    Between those two sites, there is much for story-lovers, but as they say in infomercials, "Wait, there's more!"
The email list for storytellers, Storytell, discussed Online Story Sources and came up with these additional suggestions:            
         - David K. Brown - http://people.ucalgary.ca/~dkbrown/stories.html
         - Richard Martin - http://www.tellatale.eu/tales_page.html
         - Spirit of Trees - http://spiritoftrees.org/featured-folktales
         - Story-Lovers - http://www.story-lovers.com/ is now only accessible through the Wayback Machine, described below, but Jackie Baldwin's wonderful site lives on there, fully searchable manually (the Google search doesn't work), at https://archive.org/ .  It's not easy, but go to Story-lovers.com snapshot for October 22 2016  and you can click on SOS: Searching Out Stories to scroll down through the many story topics and click on the story topic that interests you.
       - World of Tales - http://www.worldoftales.com/ 
           - Zalka Csenge Virag - http://multicoloreddiary.blogspot.com doesn't give the actual stories, but her recommendations, working her way through each country on a continent, give excellent ideas for finding new books and stories to love and tell.
     
You're going to find many of the links on these sites have gone down, BUT go to the Internet Archive Wayback Machine to find some of these old links.  Tim's site, for example, is so huge probably updating it would be a full-time job.  In the case of Story-Lovers, it's great that Jackie Baldwin set it up to stay online as long as it did after she could no longer maintain it.  Possibly searches maintained it.  Unfortunately Storytell list member, Papa Joe is on both Tim Sheppard's site and Story-Lovers, but he no longer maintains his old Papa Joe's Traveling Storytelling Show website and his Library (something you want to see!) is now only on the Wayback Machine.  It took some patience working back through claims of snapshots but finally in December of 2006 it appears!
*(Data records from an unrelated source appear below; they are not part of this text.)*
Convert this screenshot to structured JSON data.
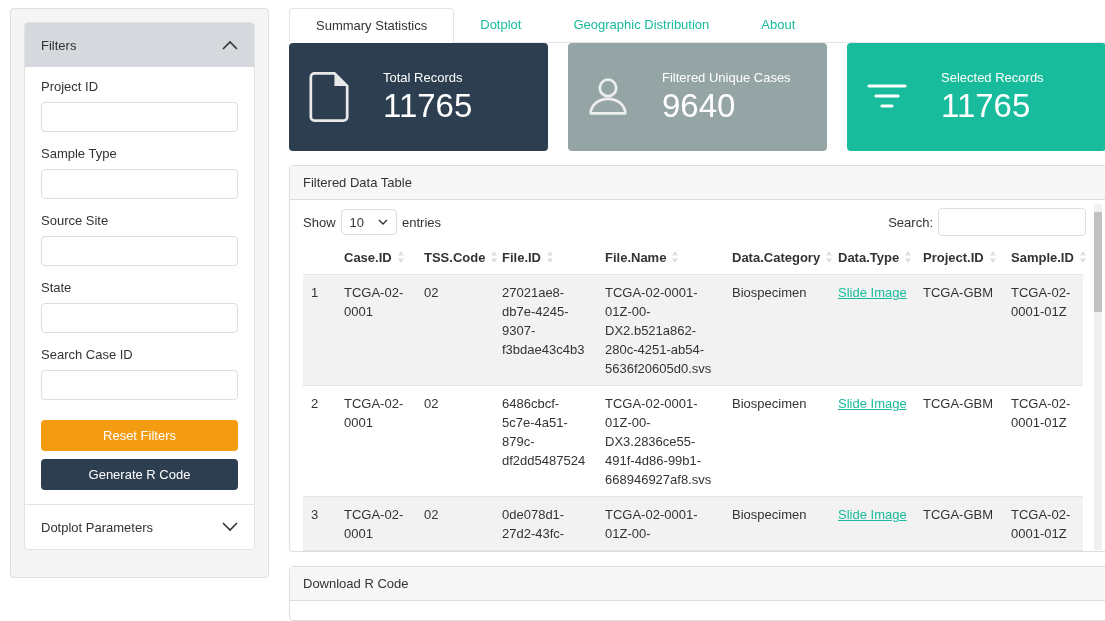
{
  "sidebar": {
    "panels": [
      {
        "title": "Filters",
        "expanded": true,
        "fields": [
          {
            "label": "Project ID"
          },
          {
            "label": "Sample Type"
          },
          {
            "label": "Source Site"
          },
          {
            "label": "State"
          },
          {
            "label": "Search Case ID"
          }
        ],
        "buttons": [
          {
            "label": "Reset Filters",
            "kind": "warning"
          },
          {
            "label": "Generate R Code",
            "kind": "primary"
          }
        ]
      },
      {
        "title": "Dotplot Parameters",
        "expanded": false
      }
    ]
  },
  "tabs": [
    {
      "label": "Summary Statistics",
      "selected": true
    },
    {
      "label": "Dotplot",
      "selected": false
    },
    {
      "label": "Geographic Distribution",
      "selected": false
    },
    {
      "label": "About",
      "selected": false
    }
  ],
  "value_boxes": [
    {
      "label": "Total Records",
      "value": "11765",
      "color": "#2c3e50"
    },
    {
      "label": "Filtered Unique Cases",
      "value": "9640",
      "color": "#95a5a6"
    },
    {
      "label": "Selected Records",
      "value": "11765",
      "color": "#18bc9c"
    }
  ],
  "table_card": {
    "title": "Filtered Data Table",
    "show_label": "Show",
    "page_size": "10",
    "entries_label": "entries",
    "search_label": "Search:",
    "columns": [
      {
        "label": "Case.ID",
        "kind": "text"
      },
      {
        "label": "TSS.Code",
        "kind": "text"
      },
      {
        "label": "File.ID",
        "kind": "text"
      },
      {
        "label": "File.Name",
        "kind": "text"
      },
      {
        "label": "Data.Category",
        "kind": "text"
      },
      {
        "label": "Data.Type",
        "kind": "link"
      },
      {
        "label": "Project.ID",
        "kind": "text"
      },
      {
        "label": "Sample.ID",
        "kind": "text"
      }
    ],
    "rows": [
      {
        "index": "1",
        "cells": [
          "TCGA-02-0001",
          "02",
          "27021ae8-db7e-4245-9307-f3bdae43c4b3",
          "TCGA-02-0001-01Z-00-DX2.b521a862-280c-4251-ab54-5636f20605d0.svs",
          "Biospecimen",
          "Slide Image",
          "TCGA-GBM",
          "TCGA-02-0001-01Z"
        ]
      },
      {
        "index": "2",
        "cells": [
          "TCGA-02-0001",
          "02",
          "6486cbcf-5c7e-4a51-879c-df2dd5487524",
          "TCGA-02-0001-01Z-00-DX3.2836ce55-491f-4d86-99b1-668946927af8.svs",
          "Biospecimen",
          "Slide Image",
          "TCGA-GBM",
          "TCGA-02-0001-01Z"
        ]
      },
      {
        "index": "3",
        "cells": [
          "TCGA-02-0001",
          "02",
          "0de078d1-27d2-43fc-",
          "TCGA-02-0001-01Z-00-",
          "Biospecimen",
          "Slide Image",
          "TCGA-GBM",
          "TCGA-02-0001-01Z"
        ]
      }
    ]
  },
  "download_card": {
    "title": "Download R Code"
  }
}
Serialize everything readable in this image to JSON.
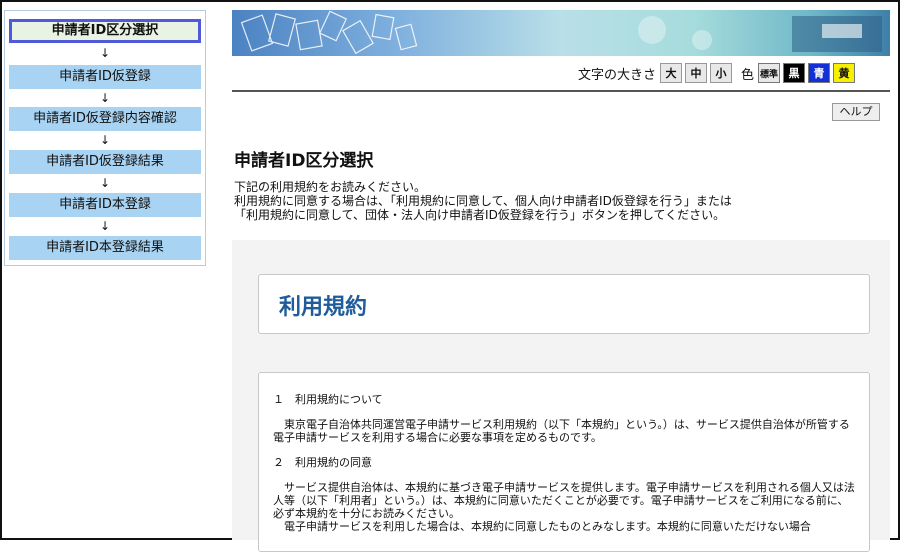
{
  "sidebar": {
    "steps": [
      "申請者ID区分選択",
      "申請者ID仮登録",
      "申請者ID仮登録内容確認",
      "申請者ID仮登録結果",
      "申請者ID本登録",
      "申請者ID本登録結果"
    ],
    "arrow": "↓"
  },
  "controls": {
    "font_size_label": "文字の大きさ",
    "sizes": [
      "大",
      "中",
      "小"
    ],
    "color_label": "色",
    "colors": [
      "標準",
      "黒",
      "青",
      "黄"
    ],
    "color_values": [
      "#e8e8e8",
      "#000000",
      "#1230d6",
      "#f7f000"
    ]
  },
  "help_label": "ヘルプ",
  "page_title": "申請者ID区分選択",
  "intro": [
    "下記の利用規約をお読みください。",
    "利用規約に同意する場合は、「利用規約に同意して、個人向け申請者ID仮登録を行う」または",
    "「利用規約に同意して、団体・法人向け申請者ID仮登録を行う」ボタンを押してください。"
  ],
  "terms": {
    "heading": "利用規約",
    "section1_title": "１　利用規約について",
    "section1_body": "東京電子自治体共同運営電子申請サービス利用規約（以下「本規約」という。）は、サービス提供自治体が所管する電子申請サービスを利用する場合に必要な事項を定めるものです。",
    "section2_title": "２　利用規約の同意",
    "section2_body1": "サービス提供自治体は、本規約に基づき電子申請サービスを提供します。電子申請サービスを利用される個人又は法人等（以下「利用者」という。）は、本規約に同意いただくことが必要です。電子申請サービスをご利用になる前に、必ず本規約を十分にお読みください。",
    "section2_body2": "電子申請サービスを利用した場合は、本規約に同意したものとみなします。本規約に同意いただけない場合"
  }
}
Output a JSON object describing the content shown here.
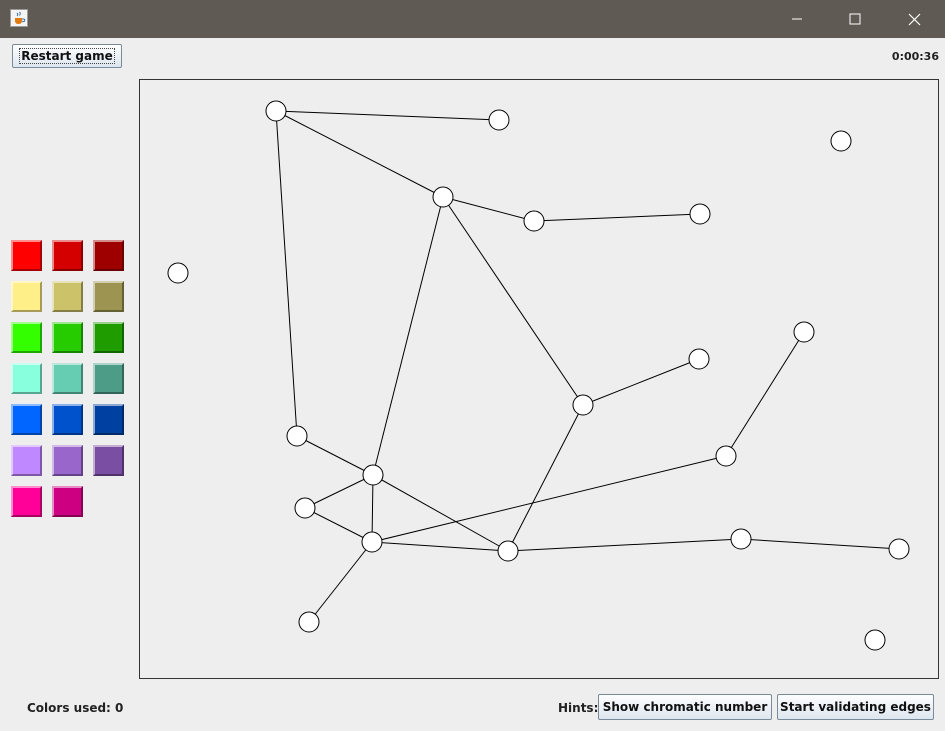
{
  "window": {
    "app_icon": "java-cup-icon",
    "minimize_icon": "minimize-icon",
    "maximize_icon": "maximize-icon",
    "close_icon": "close-icon"
  },
  "toolbar": {
    "restart_label": "Restart game",
    "timer": "0:00:36"
  },
  "palette": {
    "rows": [
      [
        "#ff0000",
        "#d40000",
        "#9e0000"
      ],
      [
        "#ffef88",
        "#ccc26a",
        "#9c9450"
      ],
      [
        "#33ff00",
        "#26cc00",
        "#1e9c00"
      ],
      [
        "#88ffdd",
        "#66ccb2",
        "#4d9c88"
      ],
      [
        "#0066ff",
        "#0052cc",
        "#0040a0"
      ],
      [
        "#c088ff",
        "#9966cc",
        "#7a4ea2"
      ],
      [
        "#ff0099",
        "#cc0080"
      ]
    ]
  },
  "graph": {
    "vertex_count": 20,
    "edge_count": 19,
    "vertex_fill": "#ffffff",
    "edge_color": "#000000"
  },
  "footer": {
    "colors_used_label": "Colors used: 0",
    "hints_label": "Hints:",
    "chromatic_button": "Show chromatic number",
    "validate_button": "Start validating edges"
  }
}
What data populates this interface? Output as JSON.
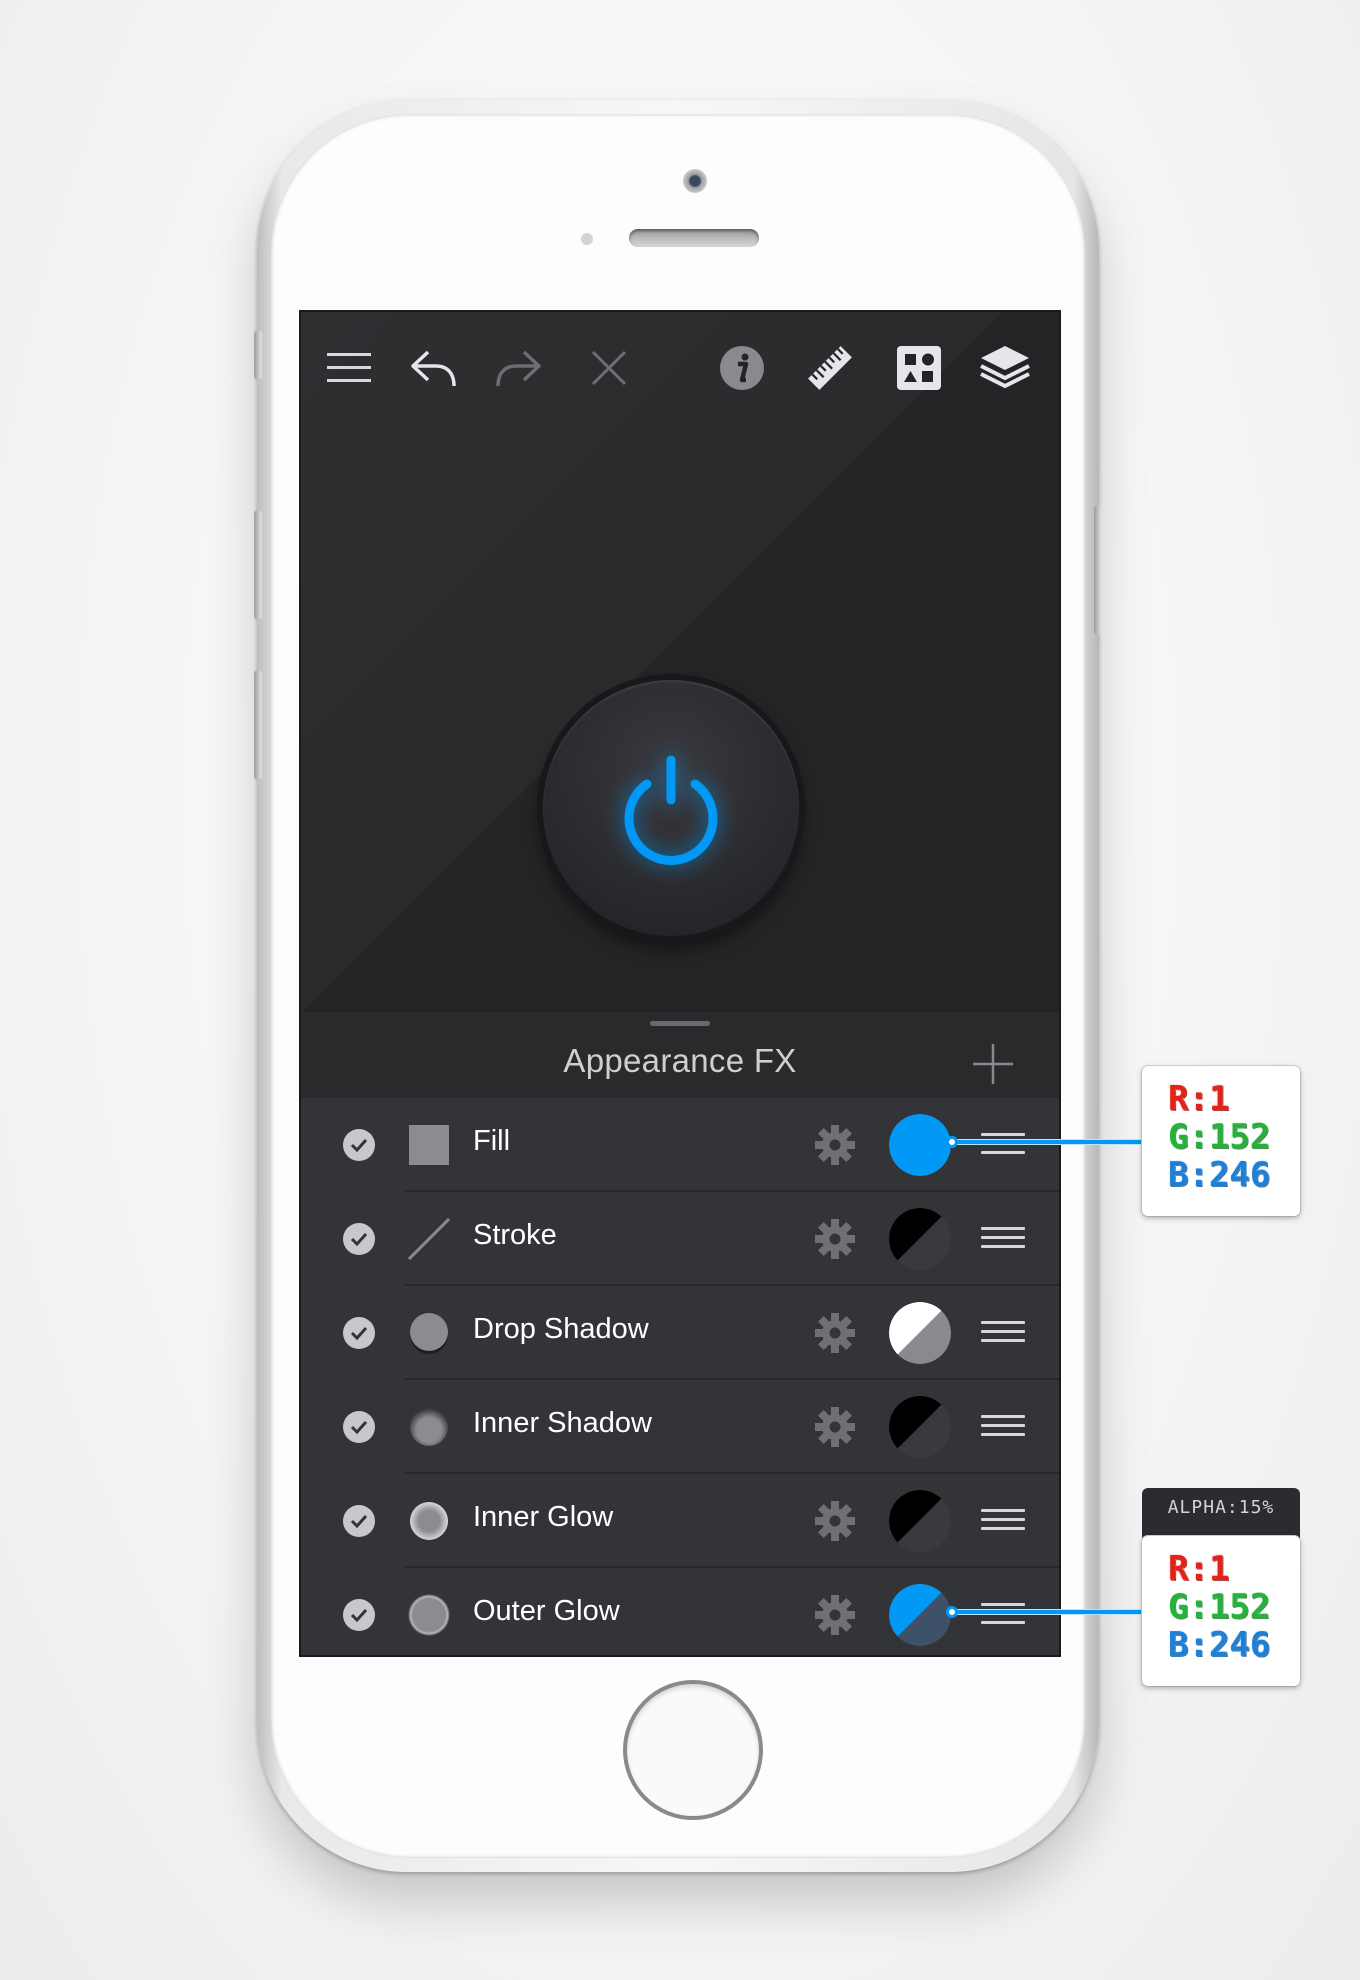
{
  "toolbar": {
    "buttons": [
      {
        "icon": "menu-icon"
      },
      {
        "icon": "undo-icon"
      },
      {
        "icon": "redo-icon"
      },
      {
        "icon": "close-icon"
      },
      {
        "icon": "info-icon"
      },
      {
        "icon": "ruler-icon"
      },
      {
        "icon": "shapes-icon"
      },
      {
        "icon": "layers-icon"
      }
    ]
  },
  "canvas": {
    "object": "power-button",
    "icon": "power-icon",
    "accent_color": "#0198f6"
  },
  "panel": {
    "title": "Appearance FX",
    "add_icon": "plus-icon"
  },
  "effects": [
    {
      "label": "Fill",
      "enabled": true,
      "preview": "square",
      "swatch": "solid-blue"
    },
    {
      "label": "Stroke",
      "enabled": true,
      "preview": "line",
      "swatch": "black-dark-split"
    },
    {
      "label": "Drop Shadow",
      "enabled": true,
      "preview": "circle",
      "swatch": "white-gray-split"
    },
    {
      "label": "Inner Shadow",
      "enabled": true,
      "preview": "circle-inner-shadow",
      "swatch": "black-dark-split"
    },
    {
      "label": "Inner Glow",
      "enabled": true,
      "preview": "circle-inner-glow",
      "swatch": "black-dark-split"
    },
    {
      "label": "Outer Glow",
      "enabled": true,
      "preview": "circle-outer-glow",
      "swatch": "blue-dark-split"
    }
  ],
  "callouts": {
    "fill": {
      "r": "R:1",
      "g": "G:152",
      "b": "B:246"
    },
    "outer_glow": {
      "alpha": "ALPHA:15%",
      "r": "R:1",
      "g": "G:152",
      "b": "B:246"
    }
  },
  "colors": {
    "blue": "#0198f6",
    "screen_bg": "#242427",
    "panel_bg": "#333438"
  }
}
    Somebody as of this writing whose stories can still be found by his website is the late Chuck Larkin - http://chucklarkin.com/stories.html.  I prefer to list these sites by their complete address so they can be found by the Wayback Machine, a.k.a. Archive.org, when that becomes the only way to find them.
You can see why I recommend these to you. Have fun discovering even more stories!